Exam Pattern

The GMAT Computer-Based Test (CBT)

The GMAT CBT is administered all the year round at test centers, located worldwide. Introduced in 1997, the test is conducted in English, and does not require any special computer skills.

The Structure

The GMAT-CAT, meaning Graduate Management Admission Test-Computer Adaptive Test, is a computer-based test, rather than being a paper- and- pencil one. It is intended to serve as the basis of assessing your potential academic performance, when you enter the graduate management school

The GMAT scores are crucial in determining which business school you will join. Almost all business schools require GMAT scores, as one of the criteria for admission. However, an undergraduate background in business is not essential for taking the test, since the test is not intended to measure your achievement in the specific subject area.

The test is of 3 hours duration and comprises of 80 questions. The section is divided into three sections to measure your general verbal, mathematical and analytical writing skills.

Analytical Writing Assessment (AWA): This section is intended to test your critical skills, as well as your capacity to present your ideas clearly and succinctly. It consists of two essays, where 30 minutes are given to complete each essay. The essays cover the following:

1. Analysis of an issue, supporting it with sound reasoning and examples.

2. Analysis of an argument, where you are required to critically examine the reasoning behind a certain argument.

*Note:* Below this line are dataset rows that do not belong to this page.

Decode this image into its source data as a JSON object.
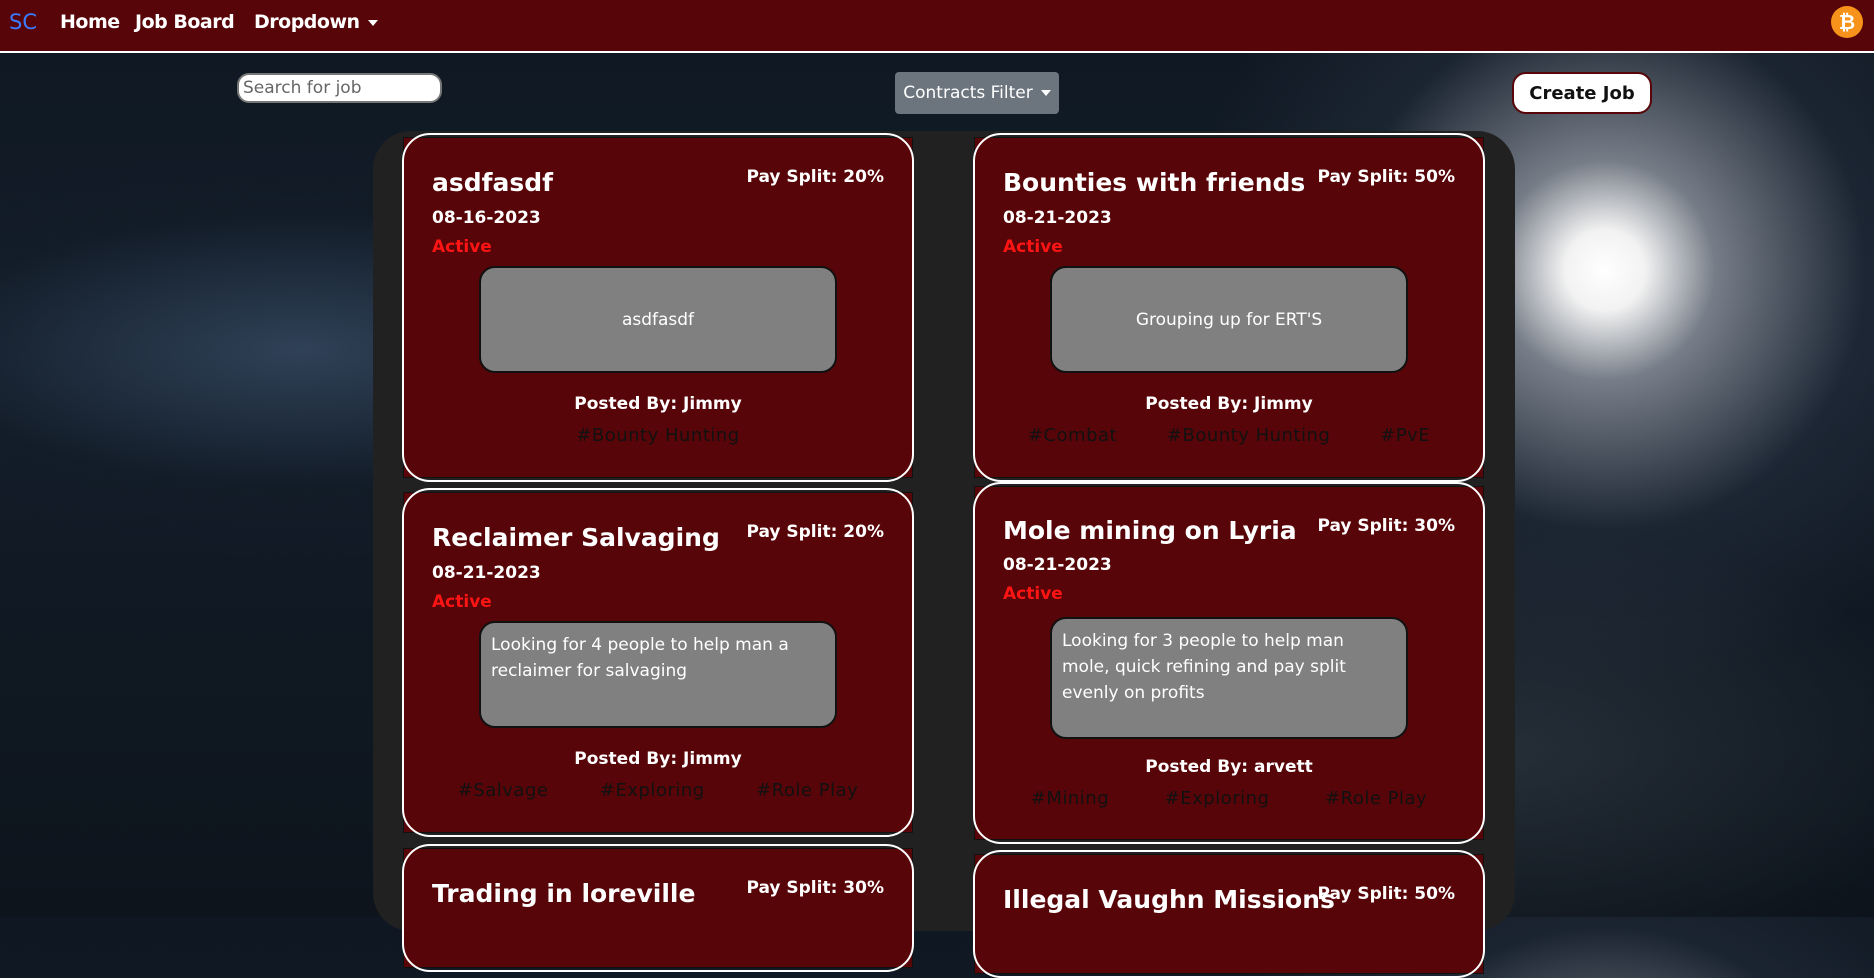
{
  "nav": {
    "brand": "SC",
    "home": "Home",
    "job_board": "Job Board",
    "dropdown": "Dropdown",
    "bitcoin_icon": "bitcoin-icon",
    "bitcoin_glyph": "₿"
  },
  "toolbar": {
    "search_placeholder": "Search for job",
    "filter_label": "Contracts Filter",
    "create_label": "Create Job"
  },
  "colors": {
    "navbar_bg": "#570508",
    "card_bg": "#570508",
    "status_active": "#ff1414",
    "filter_button": "#6c757d",
    "brand": "#3b7bff"
  },
  "jobs": [
    {
      "title": "asdfasdf",
      "pay": "Pay Split: 20%",
      "date": "08-16-2023",
      "status": "Active",
      "description": "asdfasdf",
      "posted_by": "Posted By: Jimmy",
      "tags": [
        "#Bounty Hunting"
      ]
    },
    {
      "title": "Bounties with friends",
      "pay": "Pay Split: 50%",
      "date": "08-21-2023",
      "status": "Active",
      "description": "Grouping up for ERT'S",
      "posted_by": "Posted By: Jimmy",
      "tags": [
        "#Combat",
        "#Bounty Hunting",
        "#PvE"
      ]
    },
    {
      "title": "Reclaimer Salvaging",
      "pay": "Pay Split: 20%",
      "date": "08-21-2023",
      "status": "Active",
      "description": "Looking for 4 people to help man a reclaimer for salvaging",
      "posted_by": "Posted By: Jimmy",
      "tags": [
        "#Salvage",
        "#Exploring",
        "#Role Play"
      ]
    },
    {
      "title": "Mole mining on Lyria",
      "pay": "Pay Split: 30%",
      "date": "08-21-2023",
      "status": "Active",
      "description": "Looking for 3 people to help man mole, quick refining and pay split evenly on profits",
      "posted_by": "Posted By: arvett",
      "tags": [
        "#Mining",
        "#Exploring",
        "#Role Play"
      ]
    },
    {
      "title": "Trading in loreville",
      "pay": "Pay Split: 30%"
    },
    {
      "title": "Illegal Vaughn Missions",
      "pay": "Pay Split: 50%"
    }
  ]
}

Quantitative Part: This section consists of 37 questions to be solved in 75 minutes You have to solve 37 questions in 75 minutes in this section. The questions are based on arithmetic, basic algebra, elementary geometry and interpretation of graphic data.

The section consists of two types of questions:

1. Problem-solving questions, based on arithmetic, algebra or geometry;

2. Data sufficiency questions, where you are given two statements, labeled (1) and (2). You are required to determine whether the answer to the question is sufficiently provided by either of the statements individually, combined, neither.

Verbal Section: This part consists of 41 questions to be answered in 75 minutes, and can be divided as below :

1. Correctness and appropriateness of an expression : Here you are asked to choose, out of 5 choices, the most appropriate version, that most closely resembles the given sentence.

2. Reading comprehension: You are asked to answer questions, based on a given passage. Stress is on your capability of analysis of a given information, rather than testing your knowledge of the subject of the passage.

3. Critical reasoning: This part has been designed to test your critical skills and your ability to comprehend the reasoning behind an argument or an explanation. You are given a passage and asked to analyze it from different angles.

The Quantitative and Verbal sections in the CAT format consist of some questions which are experimental in nature, and they do not affect the questions following them. No scores are allotted to these pretest questions. The GMAT-Verbal section consists of 41 questions to be answered in 75 minutes, while the GMAT-Quantitative part has 37 questions to be answered in the same time.